• _Material supplied_:
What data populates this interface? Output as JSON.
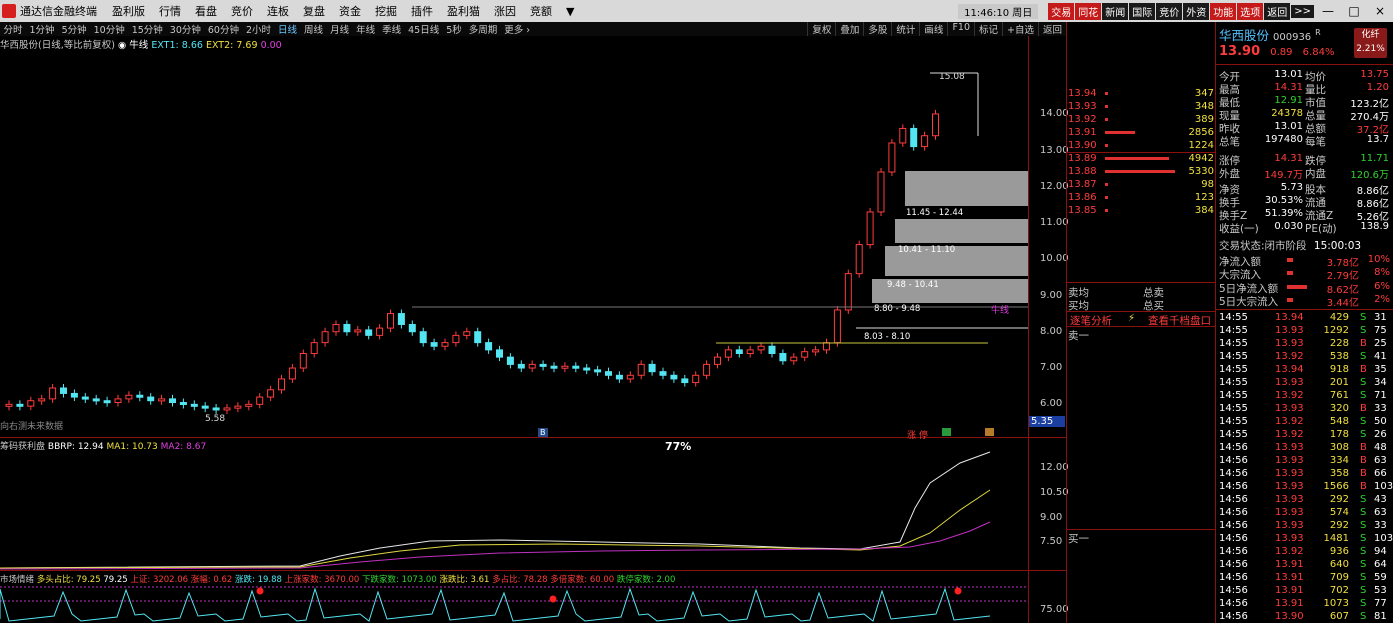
{
  "app": {
    "title": "通达信金融终端",
    "menus": [
      "盈利版",
      "行情",
      "看盘",
      "竞价",
      "连板",
      "复盘",
      "资金",
      "挖掘",
      "插件",
      "盈利猫",
      "涨因",
      "竞额",
      "▼"
    ],
    "clock": "11:46:10 周日",
    "right_buttons": [
      "交易",
      "同花",
      "新闻",
      "国际",
      "竞价",
      "外资",
      "功能",
      "选项",
      "返回",
      ">>"
    ],
    "win": [
      "—",
      "□",
      "×"
    ]
  },
  "periods": [
    "分时",
    "1分钟",
    "5分钟",
    "10分钟",
    "15分钟",
    "30分钟",
    "60分钟",
    "2小时",
    "日线",
    "周线",
    "月线",
    "年线",
    "季线",
    "45日线",
    "5秒",
    "多周期",
    "更多 ›"
  ],
  "active_period": "日线",
  "tools": [
    "复权",
    "叠加",
    "多股",
    "统计",
    "画线",
    "F10",
    "标记",
    "+自选",
    "返回"
  ],
  "chart_head": {
    "name": "华西股份(日线,等比前复权)",
    "mark": "◉",
    "ind": "牛线",
    "ext1": "EXT1: 8.66",
    "ext2": "EXT2: 7.69",
    "z": "0.00"
  },
  "price_axis": [
    "14.00",
    "13.00",
    "12.00",
    "11.00",
    "10.00",
    "9.00",
    "8.00",
    "7.00",
    "6.00"
  ],
  "price_tag": "5.35",
  "annotations": {
    "peak": "15.08",
    "low": "5.58",
    "future": "向右测未来数据",
    "niuxian": "牛线",
    "b_marker": "B",
    "zt": "涨 停",
    "pct": "77%"
  },
  "price_boxes": [
    "11.45 - 12.44",
    "10.41 - 11.10",
    "9.48 - 10.41",
    "8.80 - 9.48",
    "8.03 - 8.10"
  ],
  "ind1": {
    "label": "筹码获利盘",
    "brp": "BBRP: 12.94",
    "ma1": "MA1: 10.73",
    "ma2": "MA2: 8.67",
    "axis": [
      "12.00",
      "10.50",
      "9.00",
      "7.50"
    ]
  },
  "ind2": {
    "label": "市场情绪",
    "items": [
      "多头占比: 79.25",
      "79.25",
      "上证: 3202.06",
      "涨幅: 0.62",
      "涨跌: 19.88",
      "上涨家数: 3670.00",
      "下跌家数: 1073.00",
      "涨跌比: 3.61",
      "多占比: 78.28",
      "多倍家数: 60.00",
      "跌停家数: 2.00"
    ],
    "axis": "75.00"
  },
  "quote": {
    "name": "华西股份",
    "code": "000936",
    "flag": "R",
    "price": "13.90",
    "chg": "0.89",
    "pct": "6.84%",
    "chip_label": "化纤",
    "chip_pct": "2.21%"
  },
  "orderbook": {
    "asks": [
      [
        "13.94",
        "347"
      ],
      [
        "13.93",
        "348"
      ],
      [
        "13.92",
        "389"
      ],
      [
        "13.91",
        "2856"
      ],
      [
        "13.90",
        "1224"
      ]
    ],
    "bids": [
      [
        "13.89",
        "4942"
      ],
      [
        "13.88",
        "5330"
      ],
      [
        "13.87",
        "98"
      ],
      [
        "13.86",
        "123"
      ],
      [
        "13.85",
        "384"
      ]
    ]
  },
  "stats_left": [
    [
      "今开",
      "13.01"
    ],
    [
      "最高",
      "14.31"
    ],
    [
      "最低",
      "12.91"
    ],
    [
      "现量",
      "24378"
    ],
    [
      "昨收",
      "13.01"
    ],
    [
      "总笔",
      "197480"
    ],
    [
      "涨停",
      "14.31"
    ],
    [
      "外盘",
      "149.7万"
    ],
    [
      "净资",
      "5.73"
    ],
    [
      "换手",
      "30.53%"
    ],
    [
      "换手Z",
      "51.39%"
    ],
    [
      "收益(一)",
      "0.030"
    ]
  ],
  "stats_right": [
    [
      "均价",
      "13.75"
    ],
    [
      "量比",
      "1.20"
    ],
    [
      "市值",
      "123.2亿"
    ],
    [
      "总量",
      "270.4万"
    ],
    [
      "总额",
      "37.2亿"
    ],
    [
      "每笔",
      "13.7"
    ],
    [
      "跌停",
      "11.71"
    ],
    [
      "内盘",
      "120.6万"
    ],
    [
      "股本",
      "8.86亿"
    ],
    [
      "流通",
      "8.86亿"
    ],
    [
      "流通Z",
      "5.26亿"
    ],
    [
      "PE(动)",
      "138.9"
    ]
  ],
  "trade_status": {
    "label": "交易状态",
    "value": "闭市阶段",
    "time": "15:00:03"
  },
  "flows": [
    [
      "净流入额",
      "3.78亿",
      "10%"
    ],
    [
      "大宗流入",
      "2.79亿",
      "8%"
    ],
    [
      "5日净流入额",
      "8.62亿",
      "6%"
    ],
    [
      "5日大宗流入",
      "3.44亿",
      "2%"
    ]
  ],
  "mid": {
    "junmai": "卖均",
    "zongmai": "总卖",
    "junbuy": "买均",
    "zongbuy": "总买",
    "tab1": "逐笔分析",
    "tab2": "查看千档盘口",
    "sell1": "卖一",
    "buy1": "买一"
  },
  "ticks": [
    [
      "14:55",
      "13.94",
      "429",
      "S",
      "31"
    ],
    [
      "14:55",
      "13.93",
      "1292",
      "S",
      "75"
    ],
    [
      "14:55",
      "13.93",
      "228",
      "B",
      "25"
    ],
    [
      "14:55",
      "13.92",
      "538",
      "S",
      "41"
    ],
    [
      "14:55",
      "13.94",
      "918",
      "B",
      "35"
    ],
    [
      "14:55",
      "13.93",
      "201",
      "S",
      "34"
    ],
    [
      "14:55",
      "13.92",
      "761",
      "S",
      "71"
    ],
    [
      "14:55",
      "13.93",
      "320",
      "B",
      "33"
    ],
    [
      "14:55",
      "13.92",
      "548",
      "S",
      "50"
    ],
    [
      "14:55",
      "13.92",
      "178",
      "S",
      "26"
    ],
    [
      "14:56",
      "13.93",
      "308",
      "B",
      "48"
    ],
    [
      "14:56",
      "13.93",
      "334",
      "B",
      "63"
    ],
    [
      "14:56",
      "13.93",
      "358",
      "B",
      "66"
    ],
    [
      "14:56",
      "13.93",
      "1566",
      "B",
      "103"
    ],
    [
      "14:56",
      "13.93",
      "292",
      "S",
      "43"
    ],
    [
      "14:56",
      "13.93",
      "574",
      "S",
      "63"
    ],
    [
      "14:56",
      "13.93",
      "292",
      "S",
      "33"
    ],
    [
      "14:56",
      "13.93",
      "1481",
      "S",
      "103"
    ],
    [
      "14:56",
      "13.92",
      "936",
      "S",
      "94"
    ],
    [
      "14:56",
      "13.91",
      "640",
      "S",
      "64"
    ],
    [
      "14:56",
      "13.91",
      "709",
      "S",
      "59"
    ],
    [
      "14:56",
      "13.91",
      "702",
      "S",
      "53"
    ],
    [
      "14:56",
      "13.91",
      "1073",
      "S",
      "77"
    ],
    [
      "14:56",
      "13.90",
      "607",
      "S",
      "81"
    ]
  ]
}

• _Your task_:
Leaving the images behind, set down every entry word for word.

• _Output of the exercise_:
What data populates this interface? Output as JSON.
{
  "app": {
    "title": "通达信金融终端",
    "menus": [
      "盈利版",
      "行情",
      "看盘",
      "竞价",
      "连板",
      "复盘",
      "资金",
      "挖掘",
      "插件",
      "盈利猫",
      "涨因",
      "竞额",
      "▼"
    ],
    "clock": "11:46:10 周日",
    "right_buttons": [
      "交易",
      "同花",
      "新闻",
      "国际",
      "竞价",
      "外资",
      "功能",
      "选项",
      "返回",
      ">>"
    ],
    "win": [
      "—",
      "□",
      "×"
    ]
  },
  "periods": [
    "分时",
    "1分钟",
    "5分钟",
    "10分钟",
    "15分钟",
    "30分钟",
    "60分钟",
    "2小时",
    "日线",
    "周线",
    "月线",
    "年线",
    "季线",
    "45日线",
    "5秒",
    "多周期",
    "更多 ›"
  ],
  "active_period": "日线",
  "tools": [
    "复权",
    "叠加",
    "多股",
    "统计",
    "画线",
    "F10",
    "标记",
    "+自选",
    "返回"
  ],
  "chart_head": {
    "name": "华西股份(日线,等比前复权)",
    "mark": "◉",
    "ind": "牛线",
    "ext1": "EXT1: 8.66",
    "ext2": "EXT2: 7.69",
    "z": "0.00"
  },
  "price_axis": [
    "14.00",
    "13.00",
    "12.00",
    "11.00",
    "10.00",
    "9.00",
    "8.00",
    "7.00",
    "6.00"
  ],
  "price_tag": "5.35",
  "annotations": {
    "peak": "15.08",
    "low": "5.58",
    "future": "向右测未来数据",
    "niuxian": "牛线",
    "b_marker": "B",
    "zt": "涨 停",
    "pct": "77%"
  },
  "price_boxes": [
    "11.45 - 12.44",
    "10.41 - 11.10",
    "9.48 - 10.41",
    "8.80 - 9.48",
    "8.03 - 8.10"
  ],
  "ind1": {
    "label": "筹码获利盘",
    "brp": "BBRP: 12.94",
    "ma1": "MA1: 10.73",
    "ma2": "MA2: 8.67",
    "axis": [
      "12.00",
      "10.50",
      "9.00",
      "7.50"
    ]
  },
  "ind2": {
    "label": "市场情绪",
    "items": [
      "多头占比: 79.25",
      "79.25",
      "上证: 3202.06",
      "涨幅: 0.62",
      "涨跌: 19.88",
      "上涨家数: 3670.00",
      "下跌家数: 1073.00",
      "涨跌比: 3.61",
      "多占比: 78.28",
      "多倍家数: 60.00",
      "跌停家数: 2.00"
    ],
    "axis": "75.00"
  },
  "quote": {
    "name": "华西股份",
    "code": "000936",
    "flag": "R",
    "price": "13.90",
    "chg": "0.89",
    "pct": "6.84%",
    "chip_label": "化纤",
    "chip_pct": "2.21%"
  },
  "orderbook": {
    "asks": [
      [
        "13.94",
        "347"
      ],
      [
        "13.93",
        "348"
      ],
      [
        "13.92",
        "389"
      ],
      [
        "13.91",
        "2856"
      ],
      [
        "13.90",
        "1224"
      ]
    ],
    "bids": [
      [
        "13.89",
        "4942"
      ],
      [
        "13.88",
        "5330"
      ],
      [
        "13.87",
        "98"
      ],
      [
        "13.86",
        "123"
      ],
      [
        "13.85",
        "384"
      ]
    ]
  },
  "stats_left": [
    [
      "今开",
      "13.01"
    ],
    [
      "最高",
      "14.31"
    ],
    [
      "最低",
      "12.91"
    ],
    [
      "现量",
      "24378"
    ],
    [
      "昨收",
      "13.01"
    ],
    [
      "总笔",
      "197480"
    ],
    [
      "涨停",
      "14.31"
    ],
    [
      "外盘",
      "149.7万"
    ],
    [
      "净资",
      "5.73"
    ],
    [
      "换手",
      "30.53%"
    ],
    [
      "换手Z",
      "51.39%"
    ],
    [
      "收益(一)",
      "0.030"
    ]
  ],
  "stats_right": [
    [
      "均价",
      "13.75"
    ],
    [
      "量比",
      "1.20"
    ],
    [
      "市值",
      "123.2亿"
    ],
    [
      "总量",
      "270.4万"
    ],
    [
      "总额",
      "37.2亿"
    ],
    [
      "每笔",
      "13.7"
    ],
    [
      "跌停",
      "11.71"
    ],
    [
      "内盘",
      "120.6万"
    ],
    [
      "股本",
      "8.86亿"
    ],
    [
      "流通",
      "8.86亿"
    ],
    [
      "流通Z",
      "5.26亿"
    ],
    [
      "PE(动)",
      "138.9"
    ]
  ],
  "trade_status": {
    "label": "交易状态",
    "value": "闭市阶段",
    "time": "15:00:03"
  },
  "flows": [
    [
      "净流入额",
      "3.78亿",
      "10%"
    ],
    [
      "大宗流入",
      "2.79亿",
      "8%"
    ],
    [
      "5日净流入额",
      "8.62亿",
      "6%"
    ],
    [
      "5日大宗流入",
      "3.44亿",
      "2%"
    ]
  ],
  "mid": {
    "junmai": "卖均",
    "zongmai": "总卖",
    "junbuy": "买均",
    "zongbuy": "总买",
    "tab1": "逐笔分析",
    "tab2": "查看千档盘口",
    "sell1": "卖一",
    "buy1": "买一"
  },
  "ticks": [
    [
      "14:55",
      "13.94",
      "429",
      "S",
      "31"
    ],
    [
      "14:55",
      "13.93",
      "1292",
      "S",
      "75"
    ],
    [
      "14:55",
      "13.93",
      "228",
      "B",
      "25"
    ],
    [
      "14:55",
      "13.92",
      "538",
      "S",
      "41"
    ],
    [
      "14:55",
      "13.94",
      "918",
      "B",
      "35"
    ],
    [
      "14:55",
      "13.93",
      "201",
      "S",
      "34"
    ],
    [
      "14:55",
      "13.92",
      "761",
      "S",
      "71"
    ],
    [
      "14:55",
      "13.93",
      "320",
      "B",
      "33"
    ],
    [
      "14:55",
      "13.92",
      "548",
      "S",
      "50"
    ],
    [
      "14:55",
      "13.92",
      "178",
      "S",
      "26"
    ],
    [
      "14:56",
      "13.93",
      "308",
      "B",
      "48"
    ],
    [
      "14:56",
      "13.93",
      "334",
      "B",
      "63"
    ],
    [
      "14:56",
      "13.93",
      "358",
      "B",
      "66"
    ],
    [
      "14:56",
      "13.93",
      "1566",
      "B",
      "103"
    ],
    [
      "14:56",
      "13.93",
      "292",
      "S",
      "43"
    ],
    [
      "14:56",
      "13.93",
      "574",
      "S",
      "63"
    ],
    [
      "14:56",
      "13.93",
      "292",
      "S",
      "33"
    ],
    [
      "14:56",
      "13.93",
      "1481",
      "S",
      "103"
    ],
    [
      "14:56",
      "13.92",
      "936",
      "S",
      "94"
    ],
    [
      "14:56",
      "13.91",
      "640",
      "S",
      "64"
    ],
    [
      "14:56",
      "13.91",
      "709",
      "S",
      "59"
    ],
    [
      "14:56",
      "13.91",
      "702",
      "S",
      "53"
    ],
    [
      "14:56",
      "13.91",
      "1073",
      "S",
      "77"
    ],
    [
      "14:56",
      "13.90",
      "607",
      "S",
      "81"
    ]
  ]
}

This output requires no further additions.